Wednesday, May 23, 2012

Pro-Life Outnumber Pro-Choice

As human development science progresses, the nation is learning more about what a fetus is capable of throughout the gestation process.  As a result, political opinions on the Pro-Life versus Pro-Choice debate are reflecting new, fundamental understandings about growing fetuses and what value they may have.  We are forced to confront decisions about the human soul which were more easily swept under the rug 30 years ago. Perhaps, we are finally realizing that fetuses are more than "parasites" growing in-utero? (Even if we collectively don't believe in the soul, surely they aren't just parasites are they!) 

Feminists in the United States turned pregnancy into a women's rights issue in the1920's (clearly it is linked to those rights but is it an exclusively female issue?).  However, after years of outrageous claims by hardline feminists (e.g. growing infants are no different than cancerous tumors) their has been a backlash of public opinion.  Scientific knowledge has advanced a long way since 1920 and these incredible claims no longer carry weight with an educated public.  Yet, still, some of these arguments persist.  (Lets not forget the group of individuals recently advocating for post-birth abortion, i.e. infanticide, because, in their view, there is no difference between a fetus and a newly born child.) TCD anticipates that over time, these positions will be very faux pas in the Pro-Choice movement because they are not received well by the public at large, though, it seems, many Pro-Choicers still firmly believe that fetuses aren't "human."

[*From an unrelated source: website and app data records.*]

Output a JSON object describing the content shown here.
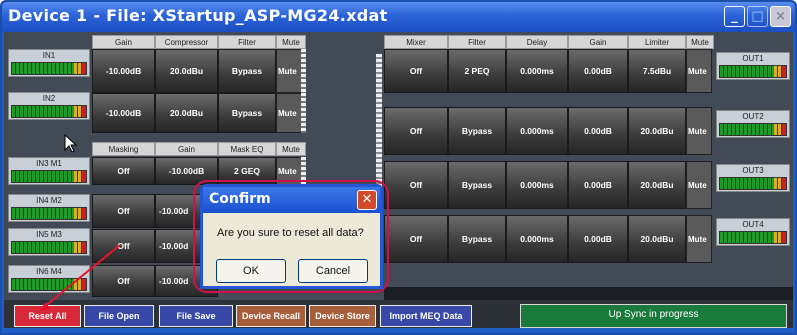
{
  "window": {
    "title": "Device 1  -  File: XStartup_ASP-MG24.xdat"
  },
  "input_section": {
    "headers": [
      "Gain",
      "Compressor",
      "Filter",
      "Mute"
    ],
    "rows": [
      {
        "label": "IN1",
        "gain": "-10.00dB",
        "comp": "20.0dBu",
        "filter": "Bypass",
        "mute": "Mute"
      },
      {
        "label": "IN2",
        "gain": "-10.00dB",
        "comp": "20.0dBu",
        "filter": "Bypass",
        "mute": "Mute"
      }
    ]
  },
  "mic_section": {
    "headers": [
      "Masking",
      "Gain",
      "Mask EQ",
      "Mute"
    ],
    "rows": [
      {
        "label": "IN3 M1",
        "masking": "Off",
        "gain": "-10.00dB",
        "eq": "2 GEQ",
        "mute": "Mute"
      },
      {
        "label": "IN4 M2",
        "masking": "Off",
        "gain": "-10.00d"
      },
      {
        "label": "IN5 M3",
        "masking": "Off",
        "gain": "-10.00d"
      },
      {
        "label": "IN6 M4",
        "masking": "Off",
        "gain": "-10.00d"
      }
    ]
  },
  "output_section": {
    "headers": [
      "Mixer",
      "Filter",
      "Delay",
      "Gain",
      "Limiter",
      "Mute"
    ],
    "rows": [
      {
        "label": "OUT1",
        "mixer": "Off",
        "filter": "2 PEQ",
        "delay": "0.000ms",
        "gain": "0.00dB",
        "limiter": "7.5dBu",
        "mute": "Mute"
      },
      {
        "label": "OUT2",
        "mixer": "Off",
        "filter": "Bypass",
        "delay": "0.000ms",
        "gain": "0.00dB",
        "limiter": "20.0dBu",
        "mute": "Mute"
      },
      {
        "label": "OUT3",
        "mixer": "Off",
        "filter": "Bypass",
        "delay": "0.000ms",
        "gain": "0.00dB",
        "limiter": "20.0dBu",
        "mute": "Mute"
      },
      {
        "label": "OUT4",
        "mixer": "Off",
        "filter": "Bypass",
        "delay": "0.000ms",
        "gain": "0.00dB",
        "limiter": "20.0dBu",
        "mute": "Mute"
      }
    ]
  },
  "bottom_bar": {
    "reset_all": "Reset All",
    "file_open": "File Open",
    "file_save": "File Save",
    "device_recall": "Device Recall",
    "device_store": "Device Store",
    "import_meq": "Import MEQ Data",
    "status": "Up Sync in progress"
  },
  "dialog": {
    "title": "Confirm",
    "message": "Are you sure to reset all data?",
    "ok": "OK",
    "cancel": "Cancel"
  },
  "colors": {
    "titlebar": "#2a63d8",
    "reset": "#d8283a",
    "blue_btn": "#3848a8",
    "brown_btn": "#a85f3c",
    "status": "#1a7a3c"
  }
}
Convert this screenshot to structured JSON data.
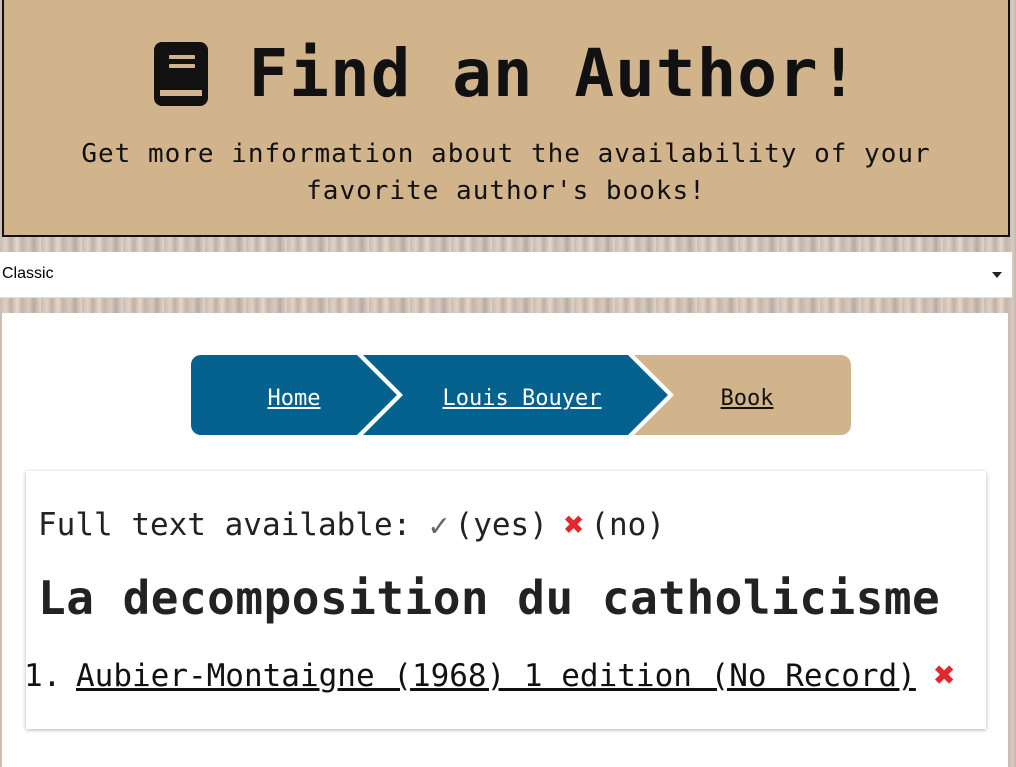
{
  "header": {
    "title": "Find an Author!",
    "subtitle": "Get more information about the availability of your favorite author's books!"
  },
  "select": {
    "value": "Classic"
  },
  "breadcrumb": {
    "items": [
      {
        "label": "Home"
      },
      {
        "label": "Louis Bouyer"
      },
      {
        "label": "Book"
      }
    ],
    "colors": {
      "active": "#05618e",
      "current": "#d2b48c"
    }
  },
  "card": {
    "legend": {
      "prefix": "Full text available:",
      "yes_icon": "✓",
      "yes_label": "(yes)",
      "no_icon": "✖",
      "no_label": "(no)"
    },
    "book_title": "La decomposition du catholicisme",
    "editions": [
      {
        "number": "1.",
        "label": "Aubier-Montaigne (1968) 1 edition (No Record)",
        "icon": "✖"
      }
    ]
  }
}
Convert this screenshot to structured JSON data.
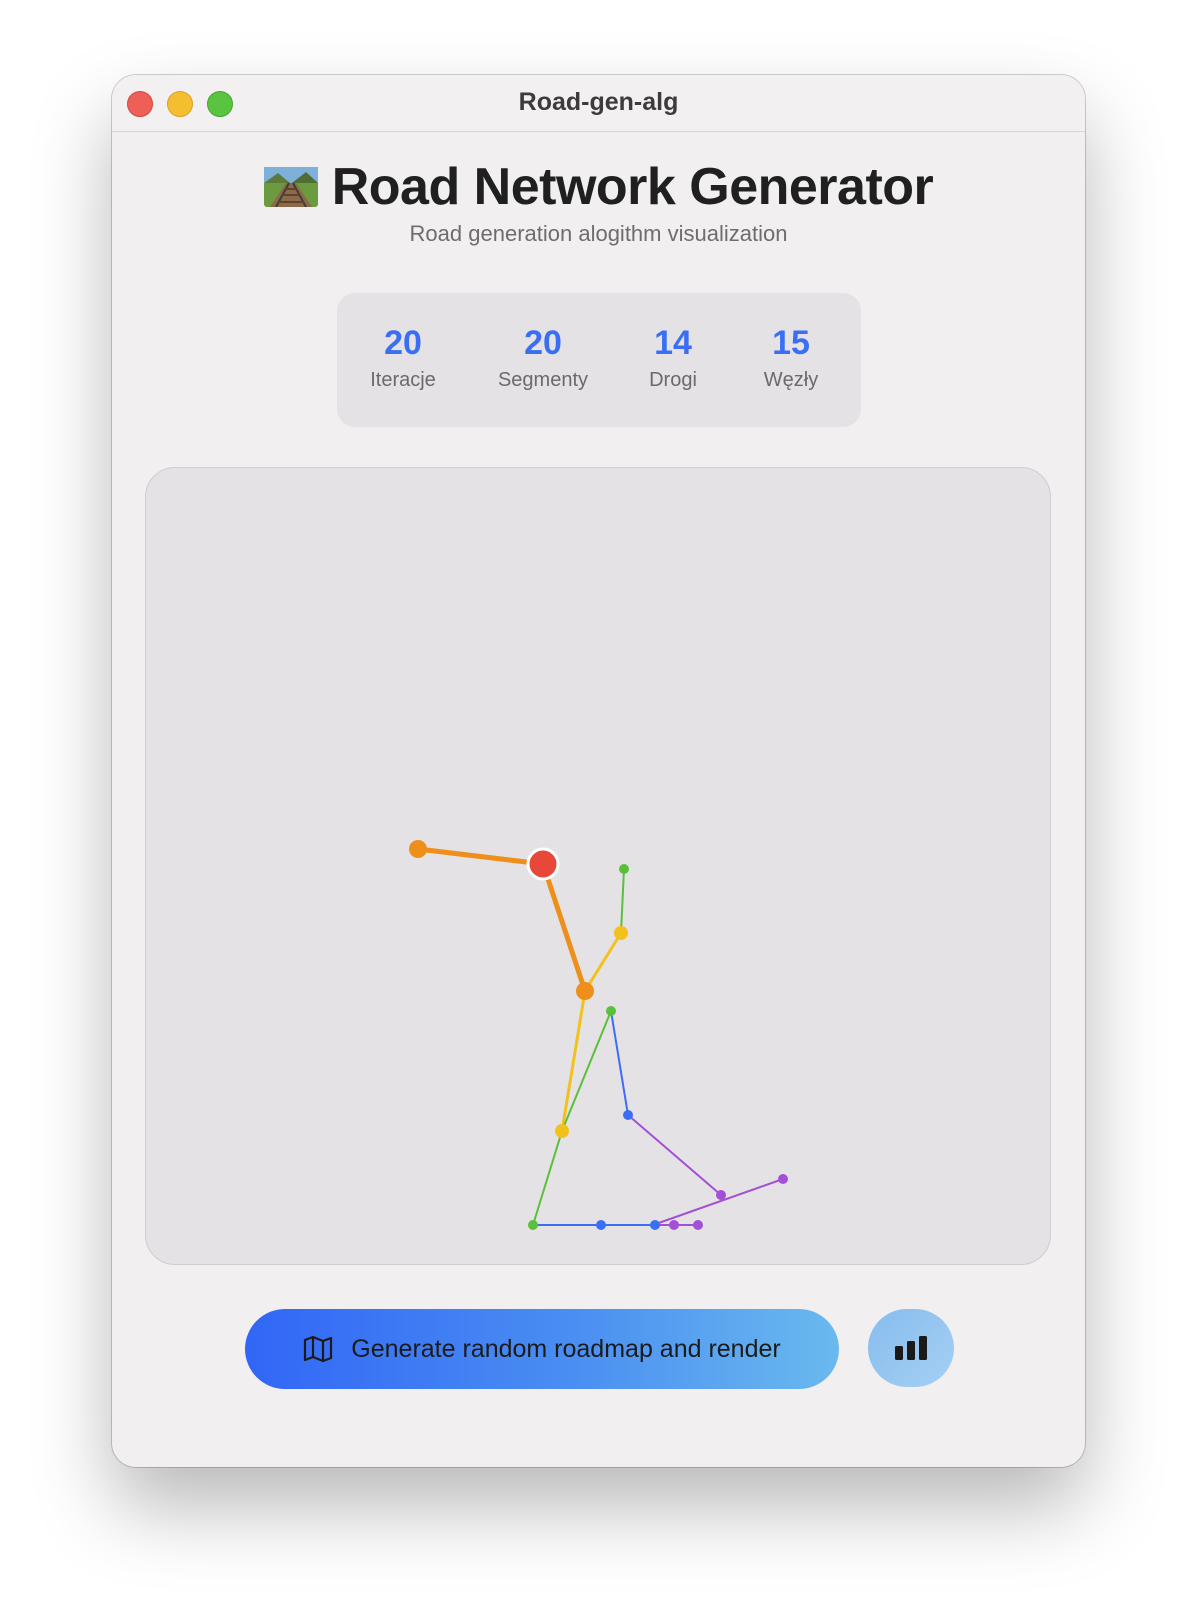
{
  "window": {
    "title": "Road-gen-alg"
  },
  "header": {
    "icon": "railway-track-icon",
    "title": "Road Network Generator",
    "subtitle": "Road generation alogithm visualization"
  },
  "stats": [
    {
      "value": "20",
      "label": "Iteracje"
    },
    {
      "value": "20",
      "label": "Segmenty"
    },
    {
      "value": "14",
      "label": "Drogi"
    },
    {
      "value": "15",
      "label": "Węzły"
    }
  ],
  "colors": {
    "accent": "#3a6ff5",
    "main_road": "#ee8f1c",
    "secondary_road": "#f2c11c",
    "green_road": "#5ac03c",
    "blue_road": "#3a6ff5",
    "purple_road": "#a34fd6",
    "root_node": "#e8483a"
  },
  "actions": {
    "generate_label": "Generate random roadmap and render",
    "generate_icon": "map-icon",
    "stats_icon": "bar-chart-icon"
  }
}
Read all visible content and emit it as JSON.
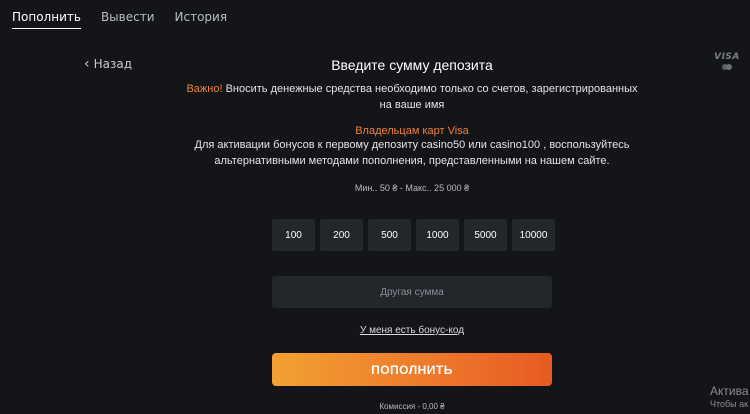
{
  "tabs": [
    {
      "label": "Пополнить",
      "active": true
    },
    {
      "label": "Вывести",
      "active": false
    },
    {
      "label": "История",
      "active": false
    }
  ],
  "back": {
    "label": "Назад",
    "icon": "chevron-left-icon"
  },
  "payment_logo": {
    "text": "VISA",
    "icon": "mastercard-icon"
  },
  "deposit": {
    "title": "Введите сумму депозита",
    "warning_label": "Важно!",
    "warning_text": " Вносить денежные средства необходимо только со счетов, зарегистрированных на ваше имя",
    "visa_title": "Владельцам карт Visa",
    "visa_text": "Для активации бонусов к первому депозиту casino50 или casino100 , воспользуйтесь альтернативными методами пополнения, представленными на нашем сайте.",
    "limits": "Мин.. 50 ₴ - Макс.. 25 000 ₴",
    "amounts": [
      "100",
      "200",
      "500",
      "1000",
      "5000",
      "10000"
    ],
    "custom_placeholder": "Другая сумма",
    "bonus_link": "У меня есть бонус-код",
    "submit_label": "ПОПОЛНИТЬ",
    "commission": "Комиссия - 0,00 ₴"
  },
  "watermark": {
    "line1": "Актива",
    "line2": "Чтобы ак"
  },
  "colors": {
    "accent": "#f0813a",
    "background": "#141518",
    "tile": "#23262b"
  }
}
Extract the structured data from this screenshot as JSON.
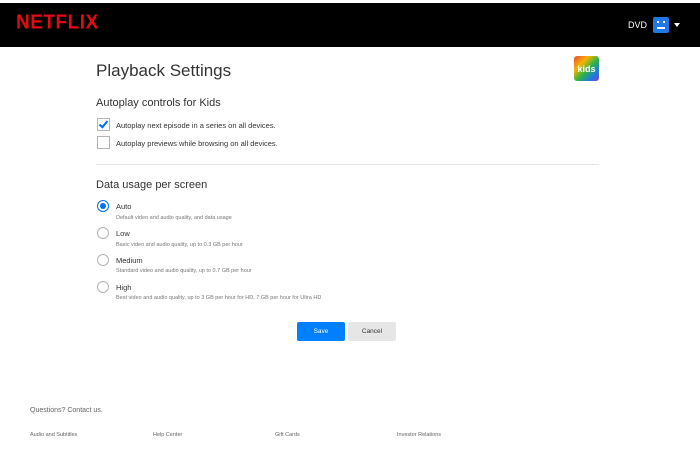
{
  "header": {
    "logo": "NETFLIX",
    "profile_name": "DVD"
  },
  "page": {
    "title": "Playback Settings",
    "kids_badge": "kids"
  },
  "autoplay": {
    "heading": "Autoplay controls for Kids",
    "options": [
      {
        "label": "Autoplay next episode in a series on all devices.",
        "checked": true
      },
      {
        "label": "Autoplay previews while browsing on all devices.",
        "checked": false
      }
    ]
  },
  "data_usage": {
    "heading": "Data usage per screen",
    "options": [
      {
        "label": "Auto",
        "desc": "Default video and audio quality, and data usage",
        "selected": true
      },
      {
        "label": "Low",
        "desc": "Basic video and audio quality, up to 0.3 GB per hour",
        "selected": false
      },
      {
        "label": "Medium",
        "desc": "Standard video and audio quality, up to 0.7 GB per hour",
        "selected": false
      },
      {
        "label": "High",
        "desc": "Best video and audio quality, up to 3 GB per hour for HD, 7 GB per hour for Ultra HD",
        "selected": false
      }
    ]
  },
  "actions": {
    "save": "Save",
    "cancel": "Cancel"
  },
  "footer": {
    "contact": "Questions? Contact us.",
    "links": [
      "Audio and Subtitles",
      "Help Center",
      "Gift Cards",
      "Investor Relations"
    ]
  },
  "colors": {
    "brand": "#e50914",
    "accent": "#0071eb",
    "save_button": "#0080ff"
  }
}
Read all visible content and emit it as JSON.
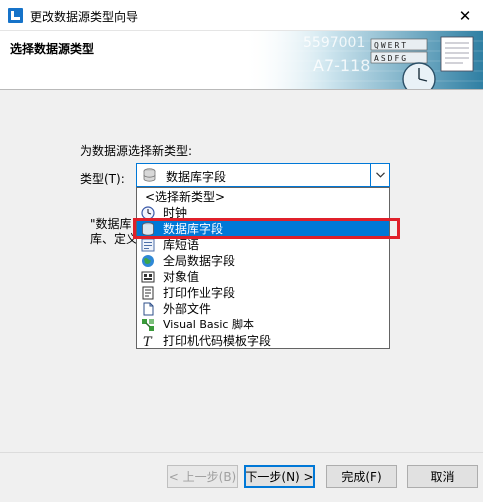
{
  "window": {
    "title": "更改数据源类型向导",
    "close_glyph": "✕"
  },
  "header": {
    "title": "选择数据源类型",
    "art_texts": [
      "5597001",
      "A7-118",
      "QWERT",
      "ASDFG"
    ]
  },
  "form": {
    "prompt": "为数据源选择新类型:",
    "type_label": "类型(T):",
    "combo_value": "数据库字段",
    "combo_icon": "database-icon",
    "hint_line1": "\"数据库",
    "hint_line2": "库、定义"
  },
  "dropdown": {
    "options": [
      {
        "label": "<选择新类型>",
        "icon": "",
        "selected": false
      },
      {
        "label": "时钟",
        "icon": "clock-icon",
        "selected": false
      },
      {
        "label": "数据库字段",
        "icon": "database-icon",
        "selected": true
      },
      {
        "label": "库短语",
        "icon": "phrase-icon",
        "selected": false
      },
      {
        "label": "全局数据字段",
        "icon": "globe-icon",
        "selected": false
      },
      {
        "label": "对象值",
        "icon": "object-icon",
        "selected": false
      },
      {
        "label": "打印作业字段",
        "icon": "print-job-icon",
        "selected": false
      },
      {
        "label": "外部文件",
        "icon": "file-icon",
        "selected": false
      },
      {
        "label": "Visual Basic 脚本",
        "icon": "vb-script-icon",
        "selected": false
      },
      {
        "label": "打印机代码模板字段",
        "icon": "printer-code-icon",
        "selected": false
      }
    ]
  },
  "buttons": {
    "back": "< 上一步(B)",
    "next": "下一步(N) >",
    "finish": "完成(F)",
    "cancel": "取消"
  },
  "colors": {
    "selection": "#0078d7",
    "highlight_border": "#e0202a"
  }
}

{More After The Jump}

To these hardline feminist's dismay, television networks have begun to air programming on fetal development.  Documentaries on Discovery, Nat Geo and similar channels have portrayed the human story in a new light and, for the first time, actually shown the truth behind fetal significance.  As these programs increase, so does public awareness.  Ironically, it seems these left-leaning organizations may have actually helped turn the tide in abortion opinion.  Pro-Choice groups have enough of a battle as is (lest we forget that Margaret Sanger, founder of Planned Parenthood, was actually advocating for abortion as a tool of eugenics and racism more than feminist empowerment).  Combine those outdated perspectives with modern insights on humanity and you have a scenario where abortion "rights" start to look more like competing interests among several people, all of whom have legitimate interests in the fetus' existence.
As we realize that fetuses are less like "violins sowed to the side of a woman after a frollock," and more similar to functioning newborns, the argument that this is a women's right's issue, solely, fails.  After all, it takes at least two people to create an embryo and it's looking more and more likely that the resulting fetus is a human-being.  Even if we don't all define "human" in the same way, there is certainly more value to the fetus than feminists have traditionally given it credit.  The war against masculinity has also handicapped them in their arguments for "abortion rights."  Failing to acknowledge that a male has any interest in the fetus leads to weak argumentative ground (half the population is male you know) and failing to acknowledge that a fetus may have a soul, or that it is worth considerably more than some random "clump of cells," has put abortionists in an untenable argumentative position.  Only by acknowledging the reality of conception and development do they stand a chance of approaching the topic from a publicly relevant view.  A new poll clearly demonstrates this fact:

Check out the poll.  Roughly 50% of people surveyed openly affirmed their Pro-Life position whereas only 41% identified themselves as "Pro-Choice."

Given those tenets, you can all but guarantee that the new Pro-Abortion movement will turn it's marketing efforts toward a sympathetic approach by focusing on the tragedy of abortion versus the "empowerment" of women.  Abortionists may even have to concede that one is giving its life for the benefit of the other.  (This is their greatest fear) 

Planned Parenthood has already begun to change its verbage on the topic.  Focusing intently on "hard choices" and "tragedies" of mothers born to poverty or who have conceived after rape, they hope to redirect attention away from the fetus's worth or concerns of a father.  (In truth, it should be noted that children who are conceived during rape make up a very small number when compared to those who conceive and elect to have an abortion... so, essentially, they are saying the statistical super-minority should dictate policy for the overwhelming majority of incidents).  And so, this new approach still seems to fall short.  Emotionally, the rape argument is strong but statistically it fails to account for the real tragedy which is that most women who have had one abortion will elect to have another.

Abortionists now seem to argue that abortion is always a "tragedy" (even when rape or incest isn't involved) but for the good of the mother we must focus on the mother's "rights."  You will notice a clear absence of discussion about a male's rights or fetuses' rights.   The approach will undoubtedly carry weight with old-guard feminism but it doesn't seem to be catching on with younger generations who now realize that an abortion isn't anything like getting your nails clipped.  There is much more involved in the decision than just one person's well being.  In the end, abortion has much less to do with lifestyle (how much money you have) and much more to do with considerations of life itself.

No comments:

Post a Comment